He said that in the wake of the release of this sort of data, there tends to be a fair bit of overextrapolation — people want the numbers, already shocking, to mean even more than they do, and want them to signify something at the national level. Krebs knows this firsthand, having led the famous “one in five” surveys that were never intended to serve as national-level statistics — he and his colleagues only surveyed students on two campuses — and which nonetheless led to President Obama and Vice-President Biden stating that one in five women nationally will be sexually assaulted during their time on campus.
This might sound like nitpicking — obviously no survey method is perfect, and obviously each contributes a little bit of information that, in the aggregate, can add to our understanding of the issue. But Krebs said that the focus on national-level statistics misses the mark in important ways. “I don’t see much value in estimates that might represent some sort of average across schools, because although they might be good for headlines or speeches, they don’t help administrators at a given school understand or solve the problem,” he said. “It is sort of like having a national crime rate. If I am a citizen or a police chief in Mayberry, what does a national crime rate do for me? Not much.” Krebs thinks that there are probably significant differences in the sexual assault rates at different campuses that are worth exploring — data he and colleagues are currently putting together and plan on releasing by the end of the year.

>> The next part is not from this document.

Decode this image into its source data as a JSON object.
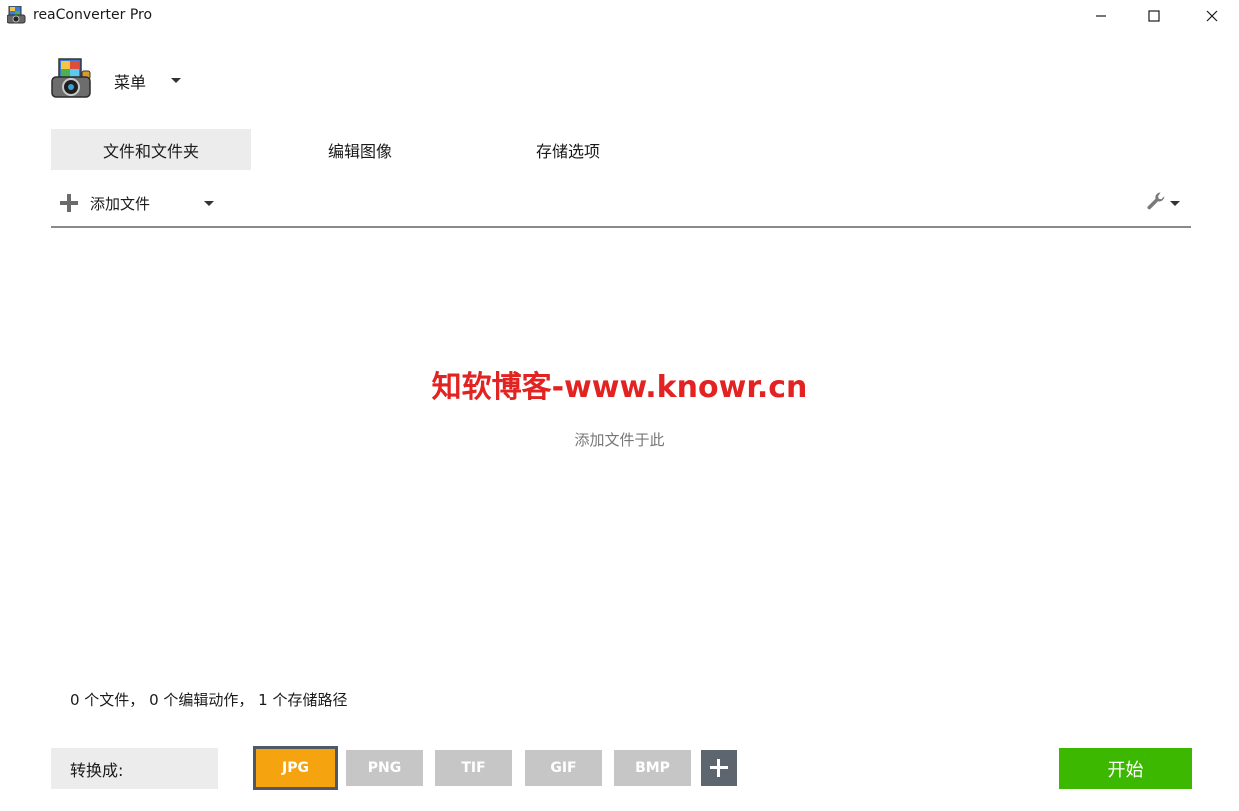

As for studies like this one, he said that as long as the public understands their limitations, they can play a very important role. “To me, what are needed are good school-specific data, and results that can be used to understand the magnitude and nature of a problem at a school so people can use the information to do a better job of prevention victimization, providing services to survivors, investigating incidents, and holding perpetrators accountable,” he said.
Carey, too, emphasized the importance of digging down into the grim details of a given campus’s or community’s rape problem. She said that emerging research suggests that certain characteristics — being a freshman, for example, or being a member of a sorority — are linked with a higher chance of being sexually assaulted, and that better understanding why these links exist could help researchers develop targeted sexual-assault-prevention interventions. “Prevention of something as culturally and behaviorally complex as sexually assault really needs to be multi-pronged,” she said. “There’s not one Band-Aid that will fix it.”
As for her survey’s estimates, Carey said that they’re in line with other numbers that have been produced by similar efforts — she seemed less concerned about the idea of thinking in terms of wider averages. “The estimates that have been generated over recent years have been remarkably consistent,” she said, “if not in the precise numbers, then in the general proportion of the population.” Her numbers — again, one out of every six of the students experienced an assault or an attempted assault — certainly aren’t out of line with the idea that (approximately) one in five women will be assaulted during her time on campus.
Even if generating reliable numbers remains a difficult task, and even if any one attempt brings with it inherent limitations, Carey said that she hoped her survey and others like it would contribute to a “chipping away at the social norms of acceptance” of sexual assault. “I think that we do need to change the notion that, Oh, this just happens,” she said.